Malls looking for new ways to attract customers
Posted at 1:23 PM, Jul 12, 2018
and last updated 2018-07-12 16:23:54-04

2017 was a record year for retail stores, but not in the way they were hoping. A record 7,000 stores shut down across the United States. Now, malls are facing their highest vacancy rate since 2012.

A study by Reis, a real estate research firm, says mall vacancies hit 8.9% in the last quarter.

"It's not a sky is falling number," says San Diego State University Marketing Professor Miro Copic. "But, it is a wake-up call because every retailer that's around today has to think what experience am I giving my shopper."

Stores like Sears, K-Mart, Albertsons, Macy's, Nordstrom and Toys R Us all closed locations in San Diego in the last 18 months. That's left hundreds of thousands of square feet empty in malls and shopping centers. Copic says filling them all will take creativity.

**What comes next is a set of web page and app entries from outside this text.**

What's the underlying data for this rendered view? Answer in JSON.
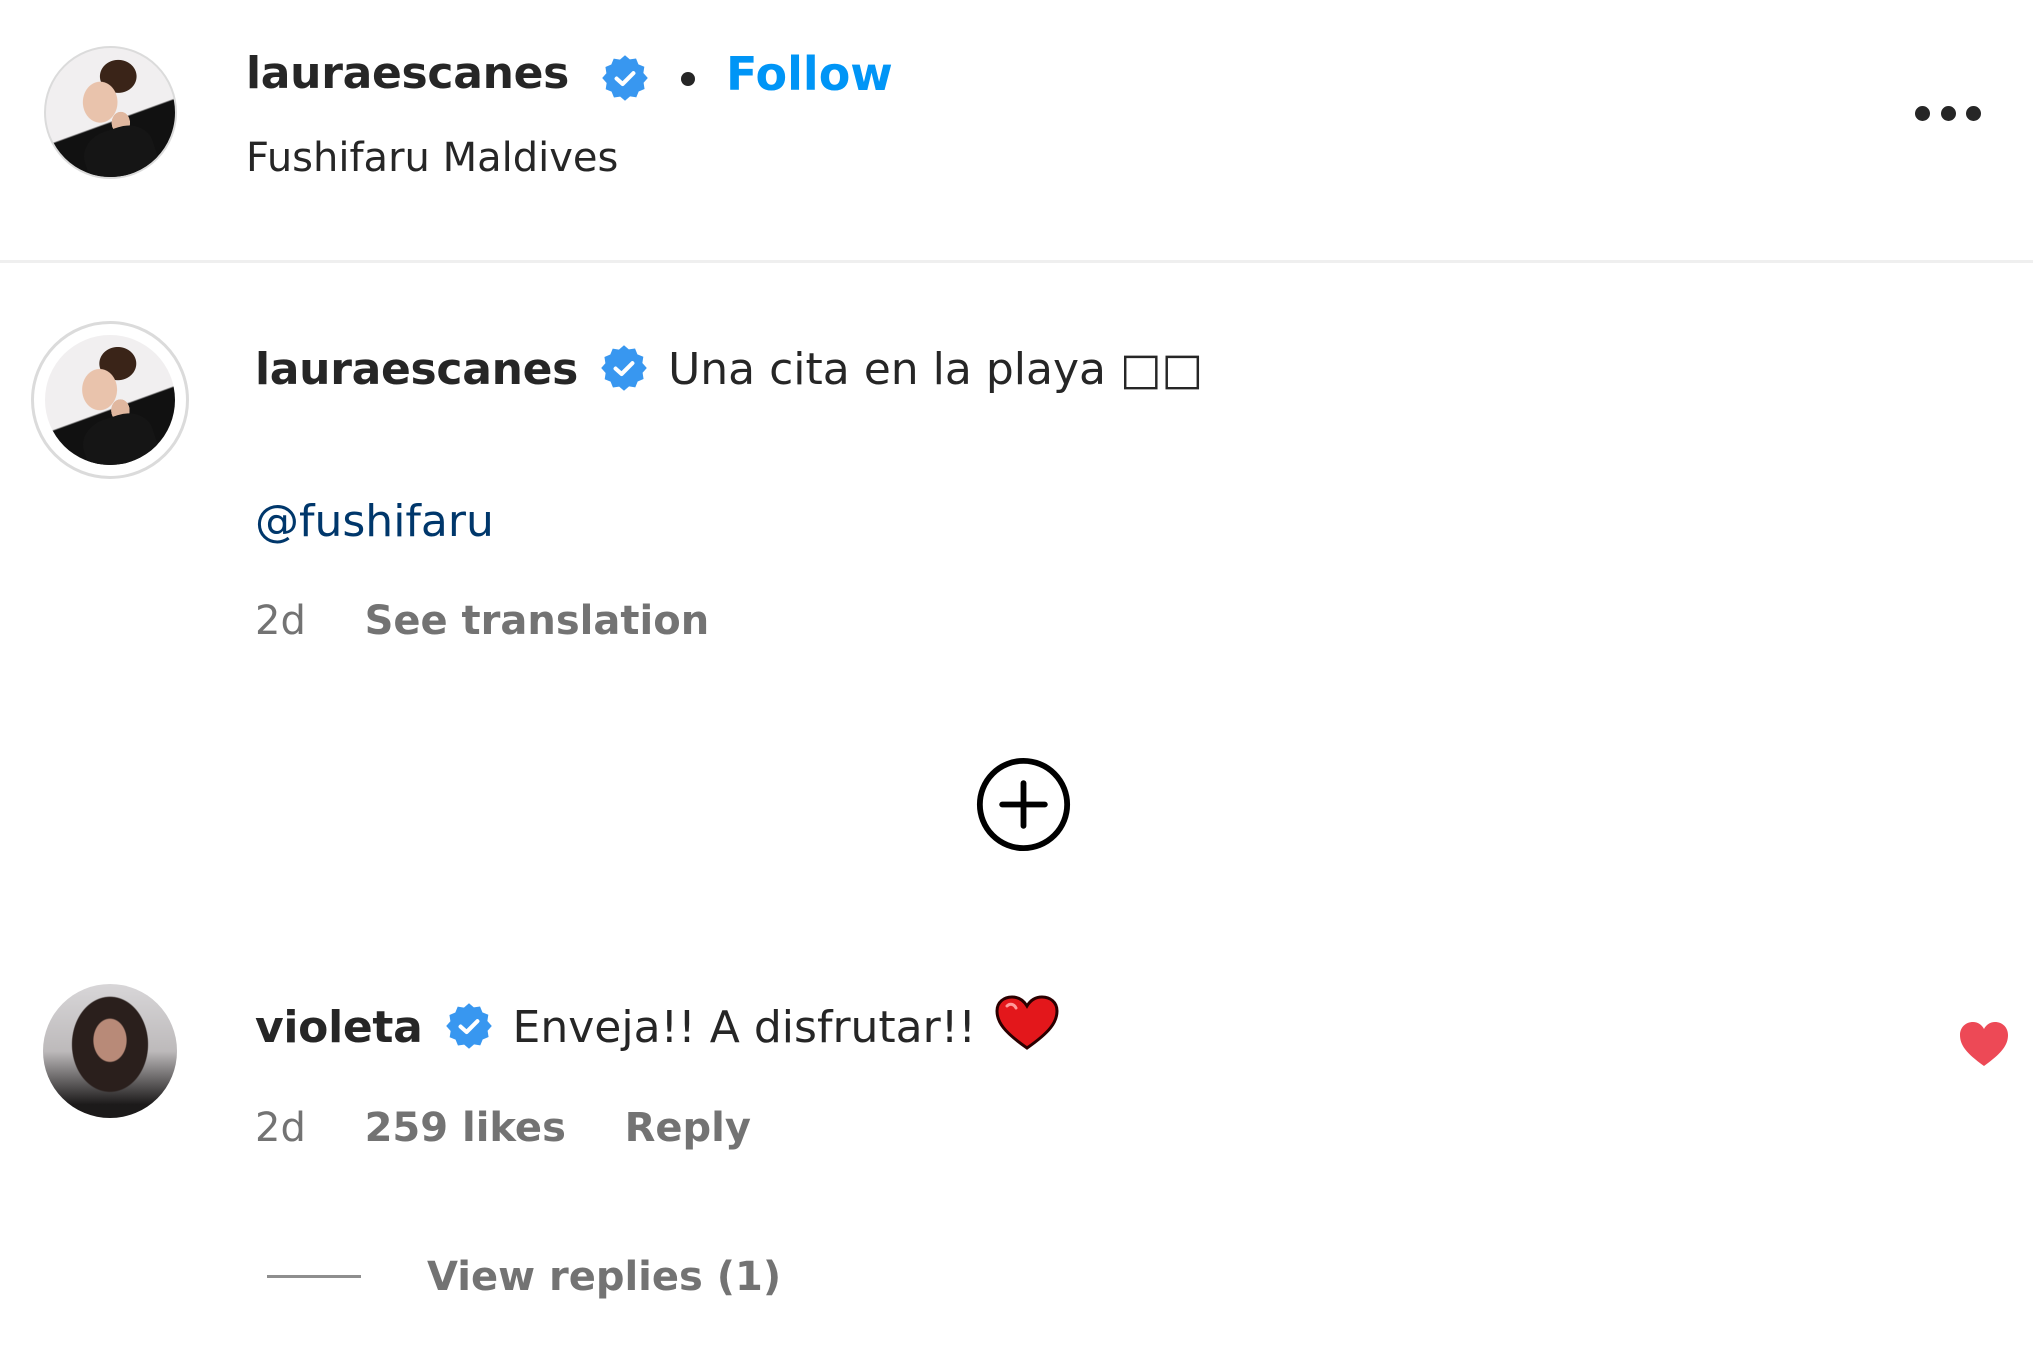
{
  "post_header": {
    "username": "lauraescanes",
    "verified": true,
    "separator": "•",
    "follow_label": "Follow",
    "location": "Fushifaru Maldives",
    "more_icon": "more-horizontal-icon"
  },
  "caption": {
    "username": "lauraescanes",
    "verified": true,
    "text": "Una cita en la playa □□",
    "mention": "@fushifaru",
    "time": "2d",
    "see_translation_label": "See translation"
  },
  "load_more": {
    "icon": "plus-circle-icon"
  },
  "comments": [
    {
      "username": "violeta",
      "verified": true,
      "text": "Enveja!! A disfrutar!!",
      "emoji": "red-heart",
      "time": "2d",
      "likes_label": "259 likes",
      "reply_label": "Reply",
      "liked": true,
      "view_replies_label": "View replies (1)"
    }
  ],
  "colors": {
    "link_blue": "#0095f6",
    "mention_blue": "#00376b",
    "verified_blue": "#3897f0",
    "like_red": "#ed4956",
    "secondary_text": "#737373",
    "primary_text": "#262626"
  }
}
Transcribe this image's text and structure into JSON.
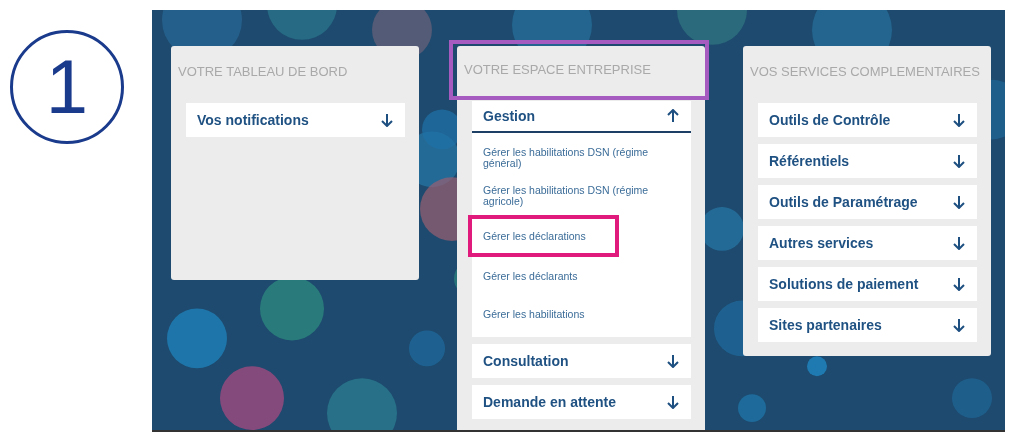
{
  "step": "1",
  "cards": [
    {
      "title": "VOTRE TABLEAU DE BORD",
      "sections": [
        {
          "label": "Vos notifications",
          "expanded": false
        }
      ]
    },
    {
      "title": "VOTRE ESPACE ENTREPRISE",
      "color": "#a55bbf",
      "sections": [
        {
          "label": "Gestion",
          "expanded": true,
          "links": [
            {
              "label": "Gérer les habilitations DSN (régime général)"
            },
            {
              "label": "Gérer les habilitations DSN (régime agricole)"
            },
            {
              "label": "Gérer les déclarations",
              "color": "#e0197d"
            },
            {
              "label": "Gérer les déclarants"
            },
            {
              "label": "Gérer les habilitations"
            }
          ]
        },
        {
          "label": "Consultation",
          "expanded": false
        },
        {
          "label": "Demande en attente",
          "expanded": false
        }
      ]
    },
    {
      "title": "VOS SERVICES COMPLEMENTAIRES",
      "sections": [
        {
          "label": "Outils de Contrôle",
          "expanded": false
        },
        {
          "label": "Référentiels",
          "expanded": false
        },
        {
          "label": "Outils de Paramétrage",
          "expanded": false
        },
        {
          "label": "Autres services",
          "expanded": false
        },
        {
          "label": "Solutions de paiement",
          "expanded": false
        },
        {
          "label": "Sites partenaires",
          "expanded": false
        }
      ]
    }
  ]
}
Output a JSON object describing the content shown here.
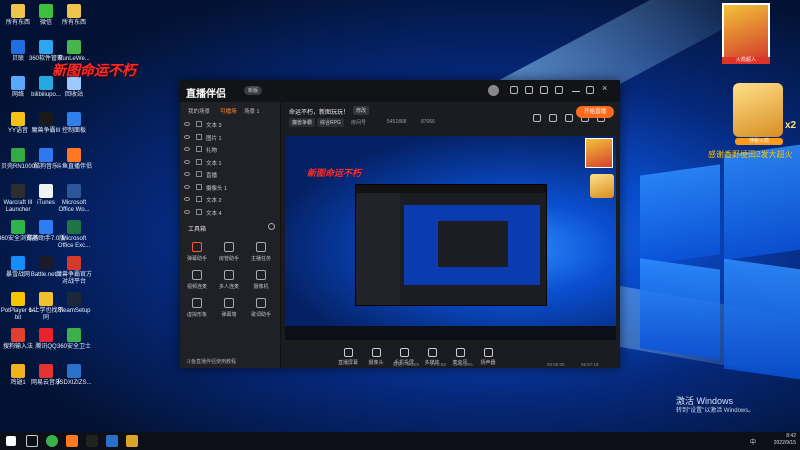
{
  "desktop": {
    "icons": [
      {
        "label": "所有东西",
        "color": "#f0c34a"
      },
      {
        "label": "微信",
        "color": "#3bc13b"
      },
      {
        "label": "所有东西",
        "color": "#f0c34a"
      },
      {
        "label": "贝联",
        "color": "#1f6fe0"
      },
      {
        "label": "360软件管家",
        "color": "#2ea5ef"
      },
      {
        "label": "RunLeWe...",
        "color": "#47b54a"
      },
      {
        "label": "网络",
        "color": "#5aa7ff"
      },
      {
        "label": "bilibiliupo...",
        "color": "#23a8e0"
      },
      {
        "label": "回收站",
        "color": "#9cc9ff"
      },
      {
        "label": "YY语音",
        "color": "#f5c116"
      },
      {
        "label": "魔兽争霸III",
        "color": "#1a1a1a"
      },
      {
        "label": "控制面板",
        "color": "#2f80ea"
      },
      {
        "label": "贝壳RN1000",
        "color": "#33aa44"
      },
      {
        "label": "酷狗音乐",
        "color": "#2e78f0"
      },
      {
        "label": "斗鱼直播伴侣",
        "color": "#ff7722"
      },
      {
        "label": "Warcraft III Launcher",
        "color": "#2d2d2d"
      },
      {
        "label": "iTunes",
        "color": "#f1f1f1"
      },
      {
        "label": "Microsoft Office Wo...",
        "color": "#2b579a"
      },
      {
        "label": "360安全浏览器",
        "color": "#2fb34a"
      },
      {
        "label": "酷狗助手7.0版",
        "color": "#2c7cf5"
      },
      {
        "label": "Microsoft Office Exc...",
        "color": "#217346"
      },
      {
        "label": "暴雪战网",
        "color": "#148eff"
      },
      {
        "label": "Battle.net...",
        "color": "#1a1a2a"
      },
      {
        "label": "魔兽争霸官方对战平台",
        "color": "#d33a2a"
      },
      {
        "label": "PotPlayer 64 bit",
        "color": "#f4c500"
      },
      {
        "label": "1.上学也找不同",
        "color": "#f2c12e"
      },
      {
        "label": "SteamSetup",
        "color": "#1b2838"
      },
      {
        "label": "搜狗输入法",
        "color": "#e04030"
      },
      {
        "label": "腾讯QQ",
        "color": "#e8232e"
      },
      {
        "label": "360安全卫士",
        "color": "#3ab14b"
      },
      {
        "label": "鸡翅1",
        "color": "#f2b21e"
      },
      {
        "label": "网易云音乐",
        "color": "#e3342f"
      },
      {
        "label": "JSDXIZIZS...",
        "color": "#2872c9"
      }
    ],
    "red_caption": "新图命运不朽",
    "gift1_label": "火箭超人",
    "gift2_label": "神秘火箭",
    "gift2_multiplier": "x2",
    "gift2_text": "感谢香野梗田2发大超火",
    "activate_title": "激活 Windows",
    "activate_sub": "转到\"设置\"以激活 Windows。"
  },
  "app": {
    "title": "直播伴侣",
    "title_badge": "新版",
    "tabs": [
      "我的场景",
      "可播场",
      "场景 1"
    ],
    "layers": [
      "文本 3",
      "图片 1",
      "礼物",
      "文本 1",
      "直播",
      "摄像头 1",
      "文本 2",
      "文本 4"
    ],
    "tools_header": "工具箱",
    "tools": [
      {
        "label": "弹幕助手"
      },
      {
        "label": "房管助手"
      },
      {
        "label": "主播任务"
      },
      {
        "label": "视频连麦"
      },
      {
        "label": "多人连麦"
      },
      {
        "label": "摄像机"
      },
      {
        "label": "虚拟形象"
      },
      {
        "label": "弹幕墙"
      },
      {
        "label": "歌词助手"
      }
    ],
    "left_footer": "斗鱼直播伴侣使用教程",
    "stream_title": "命运不朽，新图玩玩！",
    "edit_button": "修改",
    "category": "魔兽争霸",
    "tag": "综合RPG",
    "room_label": "房间号",
    "room_number": "5451868",
    "fans": "87066",
    "canvas_caption": "新图命运不朽",
    "bottom_tools": [
      {
        "label": "直播屏幕"
      },
      {
        "label": "摄像头"
      },
      {
        "label": "手机投屏"
      },
      {
        "label": "多媒体"
      },
      {
        "label": "麦克风"
      },
      {
        "label": "扬声器"
      }
    ],
    "live_button": "开始直播",
    "status_left": "网络：0KB/S",
    "status_fps": "FPS:60",
    "status_cpu": "CPU:38%",
    "status_time1": "00:00:00",
    "status_time2": "06:57:19"
  },
  "taskbar": {
    "time": "8:42",
    "date": "2022/9/15",
    "lang": "中"
  }
}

"There's never a one-to-one replacement," Copic says. "There are different things that a real estate owner can do. They can subdivide the space, create an expansive food court or sell it to a movie theater."

Westfield, which owns several malls in San Diego County, echoed that idea. In an email to 10News, they say they use closings as an opportunity to transform malls and introduce new concepts.

Shoppers told 10News they still want to go to malls, because they like the experience of going out, trying on clothes and spending time with family.

"I used to look forward to it," says Tiffny Jones. "My mom would get paid on Friday, and we'd spend all weekend in the mall."

Now, Jones says she shops online or goes to discount stores like TJ Maxx.

That could be the future for retail, says Copic. He thinks stores that offer bargains, like the 99 Cent store or Ross, have positioned themselves well in the new economy.

The key, he thinks, is finding stores or experiences that appeal to people of all ages.

"A retailer who understands how to capture the new generation and still offer something to the current generation that's of value to them is going to be successful in the long term."